= TASK TO COMPLETE =
Could you copy every line of the data that contains "elevation"?

_ _ _ _

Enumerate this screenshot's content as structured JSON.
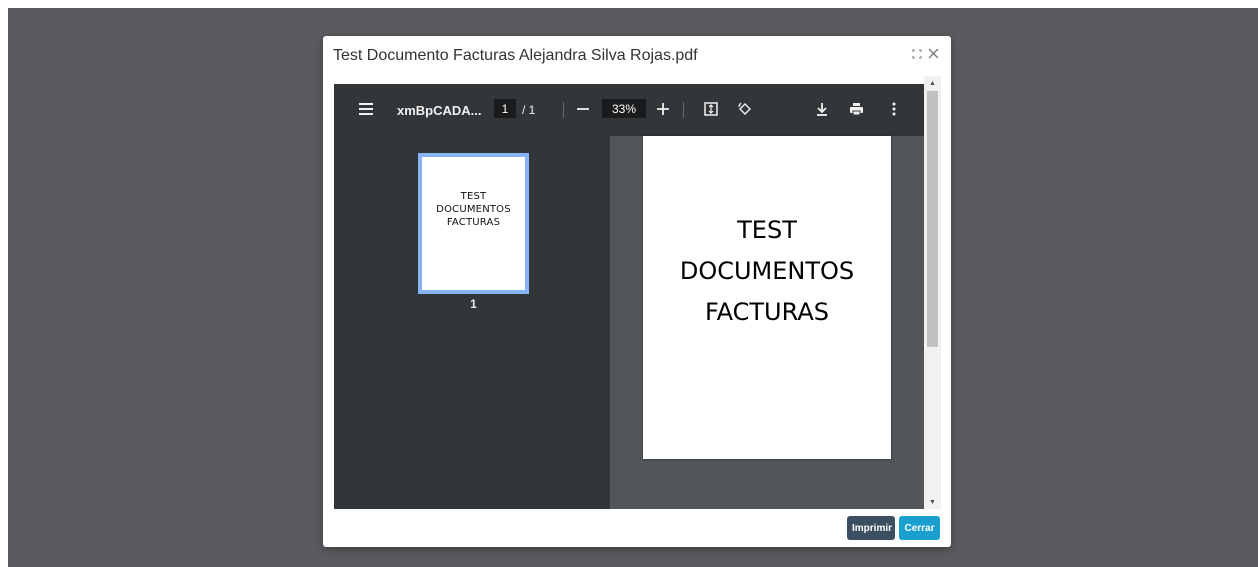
{
  "modal": {
    "title": "Test Documento Facturas Alejandra Silva Rojas.pdf",
    "print_button": "Imprimir",
    "close_button": "Cerrar"
  },
  "viewer": {
    "file_name": "xmBpCADA...",
    "current_page": "1",
    "page_separator": "/ 1",
    "zoom": "33%",
    "thumbnail": {
      "lines": [
        "TEST",
        "DOCUMENTOS",
        "FACTURAS"
      ],
      "page_number": "1"
    },
    "page_content": [
      "TEST",
      "DOCUMENTOS",
      "FACTURAS"
    ]
  },
  "icons": [
    "menu-icon",
    "minus-icon",
    "plus-icon",
    "fit-page-icon",
    "rotate-icon",
    "download-icon",
    "print-icon",
    "more-icon",
    "expand-icon",
    "close-icon"
  ],
  "colors": {
    "backdrop": "#5b5b5f",
    "toolbar": "#323639",
    "viewer_bg": "#525659",
    "thumb_border": "#8ab4f8",
    "print_button": "#3b4f63",
    "close_button": "#1aa0cf"
  }
}
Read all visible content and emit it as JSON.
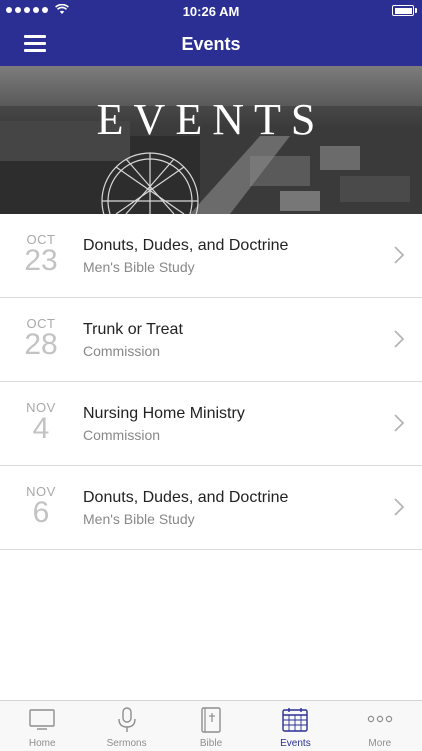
{
  "status_bar": {
    "time": "10:26 AM"
  },
  "header": {
    "title": "Events"
  },
  "hero": {
    "title": "EVENTS"
  },
  "events": [
    {
      "month": "OCT",
      "day": "23",
      "title": "Donuts, Dudes, and Doctrine",
      "subtitle": "Men's Bible Study"
    },
    {
      "month": "OCT",
      "day": "28",
      "title": "Trunk or Treat",
      "subtitle": "Commission"
    },
    {
      "month": "NOV",
      "day": "4",
      "title": "Nursing Home Ministry",
      "subtitle": "Commission"
    },
    {
      "month": "NOV",
      "day": "6",
      "title": "Donuts, Dudes, and Doctrine",
      "subtitle": "Men's Bible Study"
    }
  ],
  "tab_bar": {
    "active": "Events",
    "tabs": [
      {
        "label": "Home",
        "icon": "tv-icon"
      },
      {
        "label": "Sermons",
        "icon": "microphone-icon"
      },
      {
        "label": "Bible",
        "icon": "bible-icon"
      },
      {
        "label": "Events",
        "icon": "calendar-icon"
      },
      {
        "label": "More",
        "icon": "more-icon"
      }
    ]
  },
  "colors": {
    "brand": "#2b2f94",
    "tab_inactive": "#8e8e8e"
  }
}
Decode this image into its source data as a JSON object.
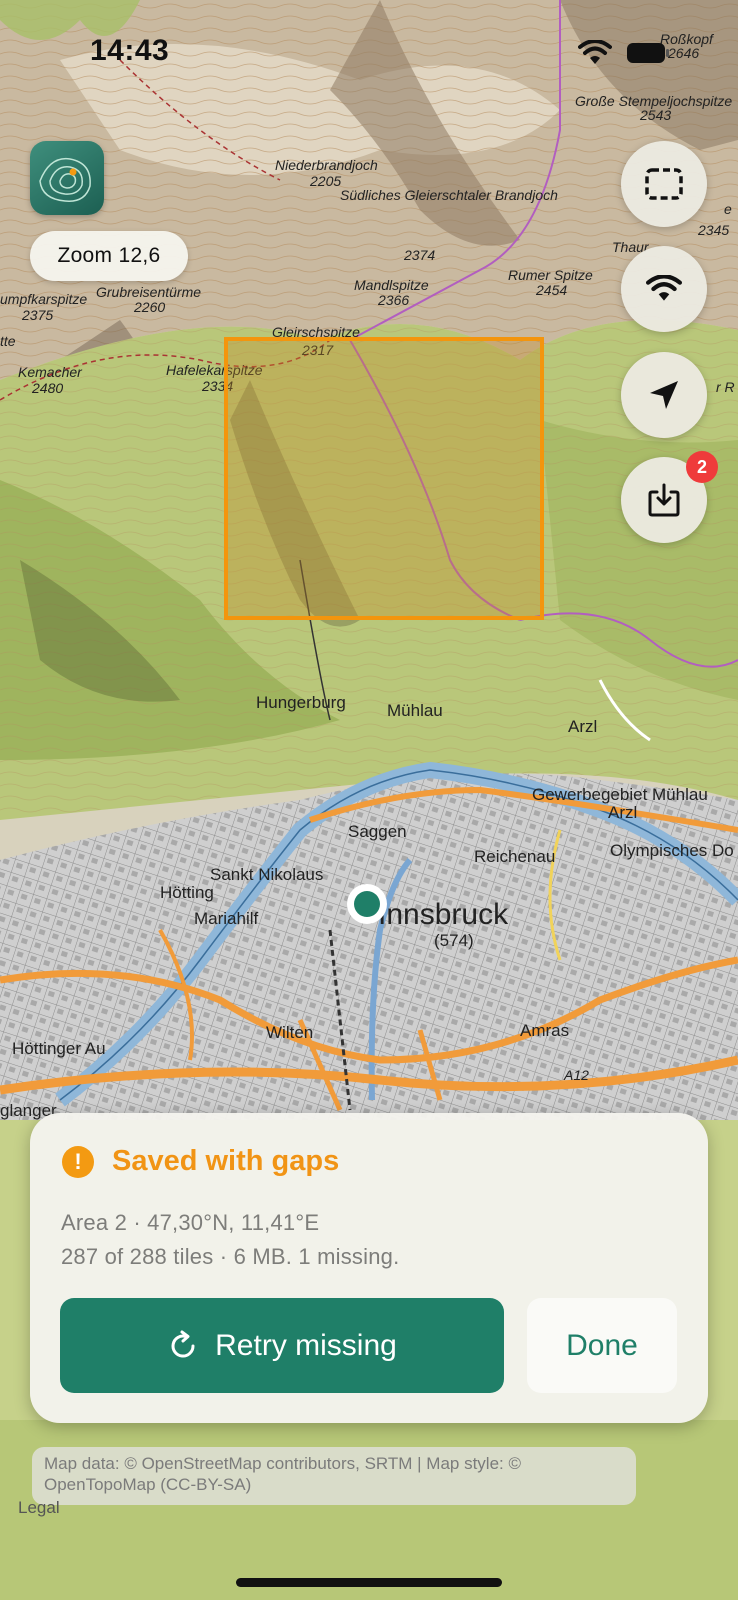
{
  "status_bar": {
    "time": "14:43"
  },
  "map": {
    "zoom_label": "Zoom 12,6",
    "peaks": [
      {
        "name": "Roßkopf",
        "elevation": "2646"
      },
      {
        "name": "Große Stempeljochspitze",
        "elevation": "2543"
      },
      {
        "name": "Niederbrandjoch",
        "elevation": "2205"
      },
      {
        "name": "Südliches Gleierschtaler Brandjoch",
        "elevation": "2374"
      },
      {
        "name": "Mandlspitze",
        "elevation": "2366"
      },
      {
        "name": "Rumer Spitze",
        "elevation": "2454"
      },
      {
        "name": "Grubreisentürme",
        "elevation": "2260"
      },
      {
        "name": "umpfkarspitze",
        "elevation": "2375"
      },
      {
        "name": "Gleirschspitze",
        "elevation": "2317"
      },
      {
        "name": "Hafelekarspitze",
        "elevation": "2334"
      },
      {
        "name": "Kemacher",
        "elevation": "2480"
      },
      {
        "name": "Thaur",
        "elevation": "2345"
      }
    ],
    "places": {
      "hungerburg": "Hungerburg",
      "muehlau": "Mühlau",
      "arzl": "Arzl",
      "gewerbegebiet": "Gewerbegebiet Mühlau",
      "arzl_small": "Arzl",
      "olympisches_dorf": "Olympisches Do",
      "saggen": "Saggen",
      "reichenau": "Reichenau",
      "sankt_nikolaus": "Sankt Nikolaus",
      "hoetting": "Hötting",
      "mariahilf": "Mariahilf",
      "innsbruck": "Innsbruck",
      "innsbruck_elev": "(574)",
      "wilten": "Wilten",
      "amras": "Amras",
      "hoettinger_au": "Höttinger Au",
      "glanger": "glanger",
      "a12": "A12",
      "r_right": "r R",
      "tte": "tte",
      "e_right": "e"
    }
  },
  "buttons": {
    "download_badge": "2"
  },
  "sheet": {
    "title": "Saved with gaps",
    "line1": "Area 2 · 47,30°N, 11,41°E",
    "line2": "287 of 288 tiles · 6 MB. 1 missing.",
    "retry_label": "Retry missing",
    "done_label": "Done"
  },
  "attribution": {
    "text": "Map data: © OpenStreetMap contributors, SRTM | Map style: © OpenTopoMap (CC-BY-SA)",
    "legal": "Legal"
  },
  "colors": {
    "accent": "#1f7f68",
    "warning": "#f19415",
    "selection": "#f3950d",
    "badge": "#ef3b3b"
  }
}
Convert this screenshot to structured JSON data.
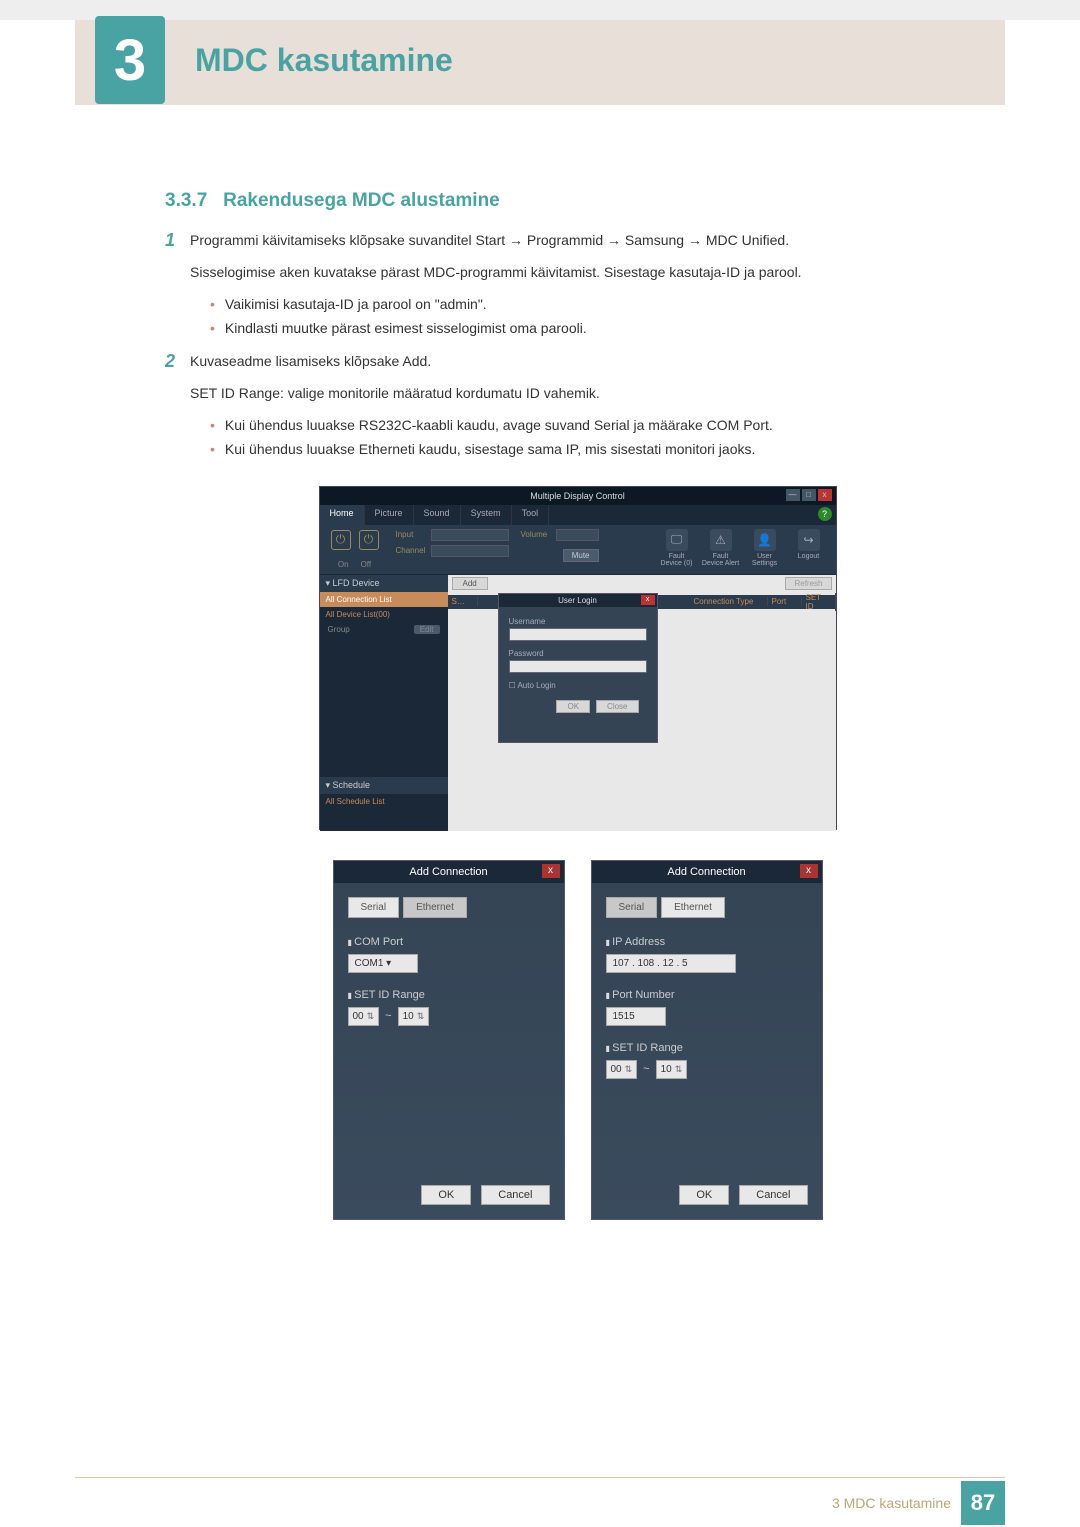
{
  "chapter": {
    "number": "3",
    "title": "MDC kasutamine"
  },
  "section": {
    "number": "3.3.7",
    "heading_text": "Rakendusega MDC alustamine"
  },
  "steps": {
    "s1": {
      "num": "1",
      "main": "Programmi käivitamiseks klõpsake suvanditel Start → Programmid → Samsung → MDC Unified.",
      "sub": "Sisselogimise aken kuvatakse pärast MDC-programmi käivitamist. Sisestage kasutaja-ID ja parool.",
      "b1": "Vaikimisi kasutaja-ID ja parool on \"admin\".",
      "b2": "Kindlasti muutke pärast esimest sisselogimist oma parooli."
    },
    "s2": {
      "num": "2",
      "main": "Kuvaseadme lisamiseks klõpsake Add.",
      "sub": "SET ID Range: valige monitorile määratud kordumatu ID vahemik.",
      "b1": "Kui ühendus luuakse RS232C-kaabli kaudu, avage suvand Serial ja määrake COM Port.",
      "b2": "Kui ühendus luuakse Etherneti kaudu, sisestage sama IP, mis sisestati monitori jaoks."
    }
  },
  "mdc_window": {
    "title": "Multiple Display Control",
    "tabs": {
      "home": "Home",
      "picture": "Picture",
      "sound": "Sound",
      "system": "System",
      "tool": "Tool"
    },
    "power": {
      "on": "On",
      "off": "Off"
    },
    "labels": {
      "input": "Input",
      "channel": "Channel",
      "volume": "Volume",
      "mute": "Mute"
    },
    "status": {
      "fault": "Fault Device (0)",
      "alert": "Fault Device Alert",
      "user": "User Settings",
      "logout": "Logout"
    },
    "sidebar": {
      "lfd": "LFD Device",
      "all_conn": "All Connection List",
      "all_dev": "All Device List(00)",
      "group": "Group",
      "edit": "Edit",
      "schedule": "Schedule",
      "all_sched": "All Schedule List"
    },
    "buttons": {
      "add": "Add",
      "refresh": "Refresh"
    },
    "table": {
      "sel": "S…",
      "conn": "Connection Type",
      "port": "Port",
      "setid": "SET ID"
    },
    "login": {
      "title": "User Login",
      "username": "Username",
      "password": "Password",
      "auto": "Auto Login",
      "ok": "OK",
      "close": "Close"
    }
  },
  "conn_serial": {
    "title": "Add Connection",
    "tab_serial": "Serial",
    "tab_ethernet": "Ethernet",
    "comport_label": "COM Port",
    "comport_value": "COM1",
    "range_label": "SET ID Range",
    "range_from": "00",
    "range_sep": "~",
    "range_to": "10",
    "ok": "OK",
    "cancel": "Cancel"
  },
  "conn_eth": {
    "title": "Add Connection",
    "tab_serial": "Serial",
    "tab_ethernet": "Ethernet",
    "ip_label": "IP Address",
    "ip_value": "107 . 108 . 12 . 5",
    "port_label": "Port Number",
    "port_value": "1515",
    "range_label": "SET ID Range",
    "range_from": "00",
    "range_sep": "~",
    "range_to": "10",
    "ok": "OK",
    "cancel": "Cancel"
  },
  "footer": {
    "text": "3 MDC kasutamine",
    "page": "87"
  }
}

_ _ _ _

= RESPONSE AREA =
        "elevation": "2646"
        "elevation": "2543"
        "elevation": "2205"
        "elevation": "2374"
        "elevation": "2366"
        "elevation": "2454"
        "elevation": "2260"
        "elevation": "2375"
        "elevation": "2317"
        "elevation": "2334"
        "elevation": "2480"
        "elevation": "2345"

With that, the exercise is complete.